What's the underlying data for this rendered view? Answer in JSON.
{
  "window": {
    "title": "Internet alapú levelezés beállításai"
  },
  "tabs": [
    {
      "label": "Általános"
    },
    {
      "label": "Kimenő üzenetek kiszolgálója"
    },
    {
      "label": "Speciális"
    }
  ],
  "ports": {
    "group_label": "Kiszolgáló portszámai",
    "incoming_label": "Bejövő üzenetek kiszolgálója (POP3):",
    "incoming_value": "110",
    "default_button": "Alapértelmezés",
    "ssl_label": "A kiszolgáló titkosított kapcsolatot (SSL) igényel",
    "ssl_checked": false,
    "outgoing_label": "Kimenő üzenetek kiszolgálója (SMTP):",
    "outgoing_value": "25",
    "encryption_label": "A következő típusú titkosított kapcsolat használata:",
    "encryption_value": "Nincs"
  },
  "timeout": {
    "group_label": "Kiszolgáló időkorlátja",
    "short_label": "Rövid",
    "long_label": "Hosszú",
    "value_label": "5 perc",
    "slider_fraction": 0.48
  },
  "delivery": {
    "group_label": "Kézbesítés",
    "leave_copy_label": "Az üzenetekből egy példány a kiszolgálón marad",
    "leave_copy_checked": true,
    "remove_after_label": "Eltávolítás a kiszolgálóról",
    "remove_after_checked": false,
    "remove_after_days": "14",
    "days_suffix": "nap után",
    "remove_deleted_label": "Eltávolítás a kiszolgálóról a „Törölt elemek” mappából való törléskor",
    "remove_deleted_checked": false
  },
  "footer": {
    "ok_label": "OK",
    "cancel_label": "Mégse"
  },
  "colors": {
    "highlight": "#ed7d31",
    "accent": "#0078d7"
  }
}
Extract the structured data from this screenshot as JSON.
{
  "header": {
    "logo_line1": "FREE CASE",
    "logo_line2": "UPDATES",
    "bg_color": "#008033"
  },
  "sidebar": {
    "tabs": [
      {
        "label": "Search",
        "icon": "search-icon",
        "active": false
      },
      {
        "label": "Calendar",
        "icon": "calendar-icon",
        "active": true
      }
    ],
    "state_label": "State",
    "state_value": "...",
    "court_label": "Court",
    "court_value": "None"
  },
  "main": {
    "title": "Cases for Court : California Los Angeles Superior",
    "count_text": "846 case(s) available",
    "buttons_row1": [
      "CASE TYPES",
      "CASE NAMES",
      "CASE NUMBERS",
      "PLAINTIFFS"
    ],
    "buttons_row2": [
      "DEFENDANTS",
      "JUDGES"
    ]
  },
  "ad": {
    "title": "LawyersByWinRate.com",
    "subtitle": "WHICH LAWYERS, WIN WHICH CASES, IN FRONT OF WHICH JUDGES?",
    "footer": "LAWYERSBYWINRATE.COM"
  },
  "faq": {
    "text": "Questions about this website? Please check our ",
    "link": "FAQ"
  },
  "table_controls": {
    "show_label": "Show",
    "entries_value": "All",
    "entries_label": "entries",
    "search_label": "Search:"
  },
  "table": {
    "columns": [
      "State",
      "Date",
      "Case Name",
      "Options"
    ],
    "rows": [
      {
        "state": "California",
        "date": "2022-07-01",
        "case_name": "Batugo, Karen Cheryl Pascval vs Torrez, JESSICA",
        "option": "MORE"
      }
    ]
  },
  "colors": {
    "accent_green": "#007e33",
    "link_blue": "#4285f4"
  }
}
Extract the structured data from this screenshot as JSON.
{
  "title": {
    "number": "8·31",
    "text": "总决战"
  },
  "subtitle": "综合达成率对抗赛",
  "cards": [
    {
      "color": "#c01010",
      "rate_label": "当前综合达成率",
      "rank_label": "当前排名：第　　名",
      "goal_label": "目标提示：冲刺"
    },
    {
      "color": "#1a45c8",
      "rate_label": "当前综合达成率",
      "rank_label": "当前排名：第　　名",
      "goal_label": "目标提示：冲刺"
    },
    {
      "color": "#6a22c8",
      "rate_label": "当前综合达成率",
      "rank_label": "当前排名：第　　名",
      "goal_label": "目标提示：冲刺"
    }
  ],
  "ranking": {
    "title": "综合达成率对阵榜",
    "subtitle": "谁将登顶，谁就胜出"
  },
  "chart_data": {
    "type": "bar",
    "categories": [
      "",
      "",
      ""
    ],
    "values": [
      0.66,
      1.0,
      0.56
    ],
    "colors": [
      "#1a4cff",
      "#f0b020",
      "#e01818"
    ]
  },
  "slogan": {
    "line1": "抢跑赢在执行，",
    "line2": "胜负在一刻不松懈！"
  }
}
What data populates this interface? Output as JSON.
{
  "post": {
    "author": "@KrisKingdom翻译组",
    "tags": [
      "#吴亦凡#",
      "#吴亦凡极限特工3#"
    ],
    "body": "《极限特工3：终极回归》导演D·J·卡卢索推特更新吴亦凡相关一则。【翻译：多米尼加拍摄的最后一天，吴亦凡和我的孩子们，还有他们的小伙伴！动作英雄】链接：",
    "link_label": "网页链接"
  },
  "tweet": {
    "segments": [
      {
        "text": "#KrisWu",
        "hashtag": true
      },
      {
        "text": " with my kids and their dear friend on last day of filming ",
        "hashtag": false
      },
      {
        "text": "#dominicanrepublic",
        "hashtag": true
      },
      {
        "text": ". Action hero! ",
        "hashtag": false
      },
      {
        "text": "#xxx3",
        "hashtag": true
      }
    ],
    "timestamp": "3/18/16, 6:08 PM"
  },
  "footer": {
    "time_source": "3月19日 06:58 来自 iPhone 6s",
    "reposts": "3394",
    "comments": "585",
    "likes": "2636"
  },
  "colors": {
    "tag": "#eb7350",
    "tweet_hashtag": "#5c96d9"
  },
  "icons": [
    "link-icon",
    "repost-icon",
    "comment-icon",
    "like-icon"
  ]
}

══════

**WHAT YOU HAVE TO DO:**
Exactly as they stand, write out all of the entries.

**EXERCISE RESPONSE:**
What's the underlying data for this rendered view? Answer in JSON.
{
  "window": {
    "title": "Internet alapú levelezés beállításai"
  },
  "tabs": [
    {
      "label": "Általános"
    },
    {
      "label": "Kimenő üzenetek kiszolgálója"
    },
    {
      "label": "Speciális"
    }
  ],
  "ports": {
    "group_label": "Kiszolgáló portszámai",
    "incoming_label": "Bejövő üzenetek kiszolgálója (POP3):",
    "incoming_value": "110",
    "default_button": "Alapértelmezés",
    "ssl_label": "A kiszolgáló titkosított kapcsolatot (SSL) igényel",
    "ssl_checked": false,
    "outgoing_label": "Kimenő üzenetek kiszolgálója (SMTP):",
    "outgoing_value": "25",
    "encryption_label": "A következő típusú titkosított kapcsolat használata:",
    "encryption_value": "Nincs"
  },
  "timeout": {
    "group_label": "Kiszolgáló időkorlátja",
    "short_label": "Rövid",
    "long_label": "Hosszú",
    "value_label": "5 perc",
    "slider_fraction": 0.48
  },
  "delivery": {
    "group_label": "Kézbesítés",
    "leave_copy_label": "Az üzenetekből egy példány a kiszolgálón marad",
    "leave_copy_checked": true,
    "remove_after_label": "Eltávolítás a kiszolgálóról",
    "remove_after_checked": false,
    "remove_after_days": "14",
    "days_suffix": "nap után",
    "remove_deleted_label": "Eltávolítás a kiszolgálóról a „Törölt elemek” mappából való törléskor",
    "remove_deleted_checked": false
  },
  "footer": {
    "ok_label": "OK",
    "cancel_label": "Mégse"
  },
  "colors": {
    "highlight": "#ed7d31",
    "accent": "#0078d7"
  }
}
Extract the structured data from this screenshot as JSON.
{
  "header": {
    "logo_line1": "FREE CASE",
    "logo_line2": "UPDATES",
    "bg_color": "#008033"
  },
  "sidebar": {
    "tabs": [
      {
        "label": "Search",
        "icon": "search-icon",
        "active": false
      },
      {
        "label": "Calendar",
        "icon": "calendar-icon",
        "active": true
      }
    ],
    "state_label": "State",
    "state_value": "...",
    "court_label": "Court",
    "court_value": "None"
  },
  "main": {
    "title": "Cases for Court : California Los Angeles Superior",
    "count_text": "846 case(s) available",
    "buttons_row1": [
      "CASE TYPES",
      "CASE NAMES",
      "CASE NUMBERS",
      "PLAINTIFFS"
    ],
    "buttons_row2": [
      "DEFENDANTS",
      "JUDGES"
    ]
  },
  "ad": {
    "title": "LawyersByWinRate.com",
    "subtitle": "WHICH LAWYERS, WIN WHICH CASES, IN FRONT OF WHICH JUDGES?",
    "footer": "LAWYERSBYWINRATE.COM"
  },
  "faq": {
    "text": "Questions about this website? Please check our ",
    "link": "FAQ"
  },
  "table_controls": {
    "show_label": "Show",
    "entries_value": "All",
    "entries_label": "entries",
    "search_label": "Search:"
  },
  "table": {
    "columns": [
      "State",
      "Date",
      "Case Name",
      "Options"
    ],
    "rows": [
      {
        "state": "California",
        "date": "2022-07-01",
        "case_name": "Batugo, Karen Cheryl Pascval vs Torrez, JESSICA",
        "option": "MORE"
      }
    ]
  },
  "colors": {
    "accent_green": "#007e33",
    "link_blue": "#4285f4"
  }
}
Extract the structured data from this screenshot as JSON.
{
  "title": {
    "number": "8·31",
    "text": "总决战"
  },
  "subtitle": "综合达成率对抗赛",
  "cards": [
    {
      "color": "#c01010",
      "rate_label": "当前综合达成率",
      "rank_label": "当前排名：第　　名",
      "goal_label": "目标提示：冲刺"
    },
    {
      "color": "#1a45c8",
      "rate_label": "当前综合达成率",
      "rank_label": "当前排名：第　　名",
      "goal_label": "目标提示：冲刺"
    },
    {
      "color": "#6a22c8",
      "rate_label": "当前综合达成率",
      "rank_label": "当前排名：第　　名",
      "goal_label": "目标提示：冲刺"
    }
  ],
  "ranking": {
    "title": "综合达成率对阵榜",
    "subtitle": "谁将登顶，谁就胜出"
  },
  "chart_data": {
    "type": "bar",
    "categories": [
      "",
      "",
      ""
    ],
    "values": [
      0.66,
      1.0,
      0.56
    ],
    "colors": [
      "#1a4cff",
      "#f0b020",
      "#e01818"
    ]
  },
  "slogan": {
    "line1": "抢跑赢在执行，",
    "line2": "胜负在一刻不松懈！"
  }
}
What data populates this interface? Output as JSON.
{
  "post": {
    "author": "@KrisKingdom翻译组",
    "tags": [
      "#吴亦凡#",
      "#吴亦凡极限特工3#"
    ],
    "body": "《极限特工3：终极回归》导演D·J·卡卢索推特更新吴亦凡相关一则。【翻译：多米尼加拍摄的最后一天，吴亦凡和我的孩子们，还有他们的小伙伴！动作英雄】链接：",
    "link_label": "网页链接"
  },
  "tweet": {
    "segments": [
      {
        "text": "#KrisWu",
        "hashtag": true
      },
      {
        "text": " with my kids and their dear friend on last day of filming ",
        "hashtag": false
      },
      {
        "text": "#dominicanrepublic",
        "hashtag": true
      },
      {
        "text": ". Action hero! ",
        "hashtag": false
      },
      {
        "text": "#xxx3",
        "hashtag": true
      }
    ],
    "timestamp": "3/18/16, 6:08 PM"
  },
  "footer": {
    "time_source": "3月19日 06:58 来自 iPhone 6s",
    "reposts": "3394",
    "comments": "585",
    "likes": "2636"
  },
  "colors": {
    "tag": "#eb7350",
    "tweet_hashtag": "#5c96d9"
  },
  "icons": [
    "link-icon",
    "repost-icon",
    "comment-icon",
    "like-icon"
  ]
}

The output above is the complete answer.